_RECORDS PROVIDED_:

============================================================

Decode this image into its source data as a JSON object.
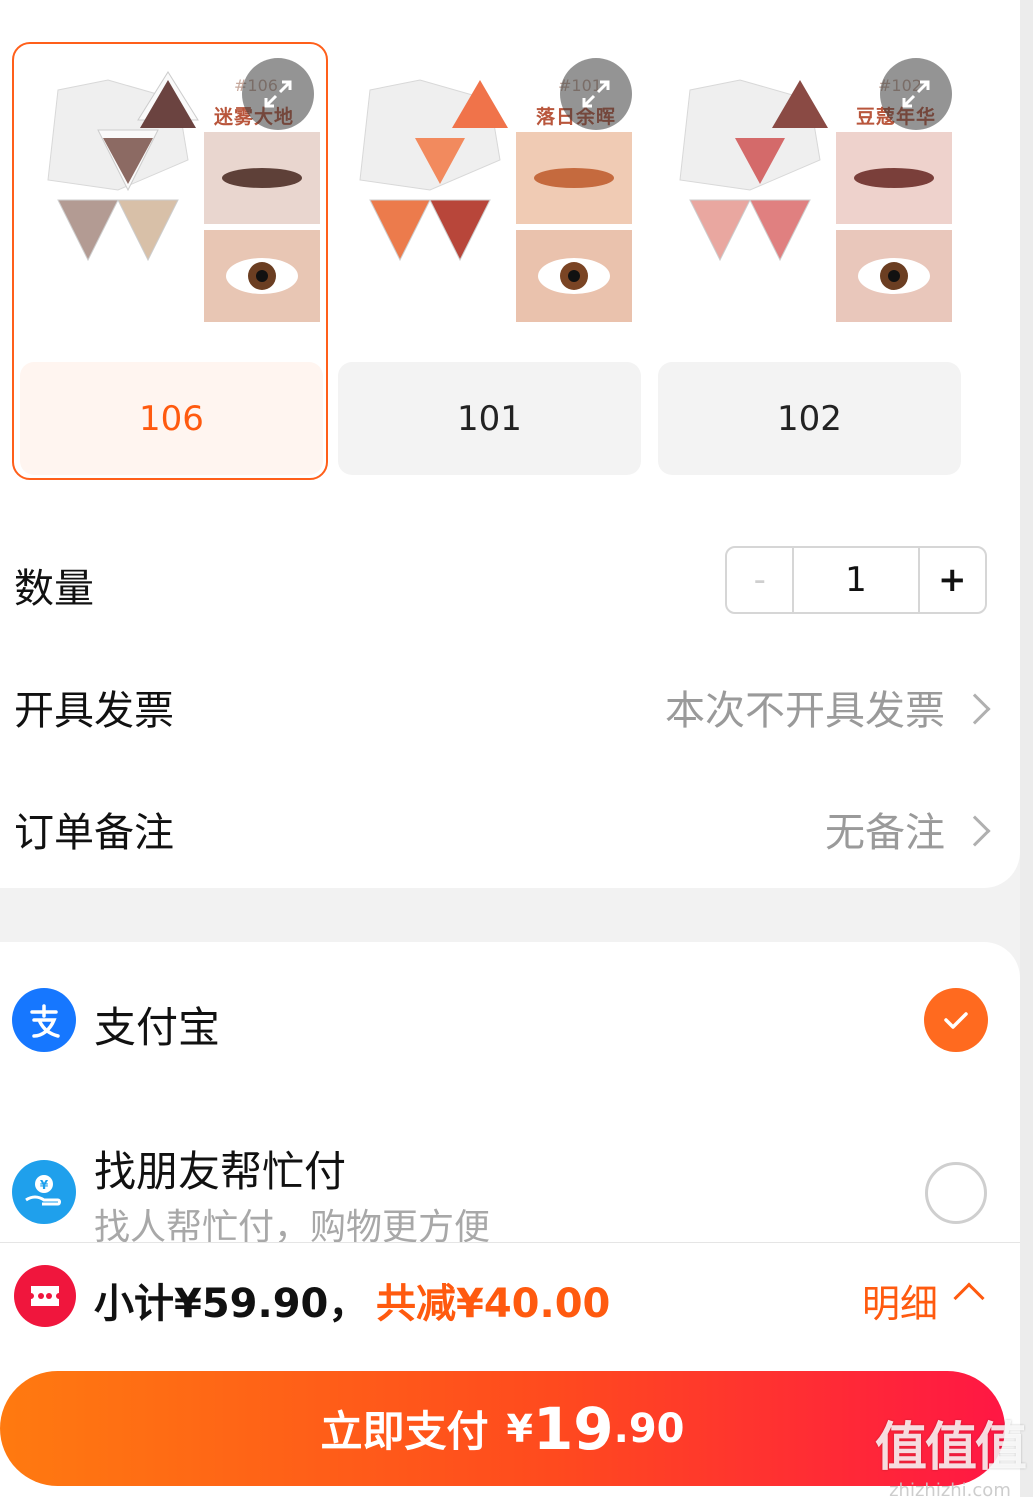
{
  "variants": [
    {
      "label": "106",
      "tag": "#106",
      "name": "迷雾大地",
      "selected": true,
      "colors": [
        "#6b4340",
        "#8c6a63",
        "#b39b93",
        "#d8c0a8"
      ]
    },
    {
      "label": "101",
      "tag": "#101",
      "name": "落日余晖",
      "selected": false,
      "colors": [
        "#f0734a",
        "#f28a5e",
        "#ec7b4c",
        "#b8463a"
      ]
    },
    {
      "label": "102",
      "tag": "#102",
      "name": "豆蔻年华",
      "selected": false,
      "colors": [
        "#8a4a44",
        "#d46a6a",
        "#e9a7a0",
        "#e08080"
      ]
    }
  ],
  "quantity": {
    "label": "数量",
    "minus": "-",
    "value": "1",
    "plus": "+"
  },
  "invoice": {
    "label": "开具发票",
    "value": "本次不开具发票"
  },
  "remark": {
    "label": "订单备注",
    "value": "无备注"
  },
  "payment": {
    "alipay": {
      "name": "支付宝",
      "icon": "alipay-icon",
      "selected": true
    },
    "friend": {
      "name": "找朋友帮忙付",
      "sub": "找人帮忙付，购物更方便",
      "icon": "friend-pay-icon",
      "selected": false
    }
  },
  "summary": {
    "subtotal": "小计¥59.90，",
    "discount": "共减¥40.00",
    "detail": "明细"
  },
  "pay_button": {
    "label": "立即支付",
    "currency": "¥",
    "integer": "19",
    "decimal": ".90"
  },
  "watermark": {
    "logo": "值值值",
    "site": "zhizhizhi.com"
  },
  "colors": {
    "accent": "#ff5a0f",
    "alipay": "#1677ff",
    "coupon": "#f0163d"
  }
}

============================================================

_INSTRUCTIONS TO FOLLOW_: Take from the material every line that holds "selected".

_TASK ANSWER_:
      "selected": true,
      "selected": false,
      "selected": false,
      "selected": true
      "selected": false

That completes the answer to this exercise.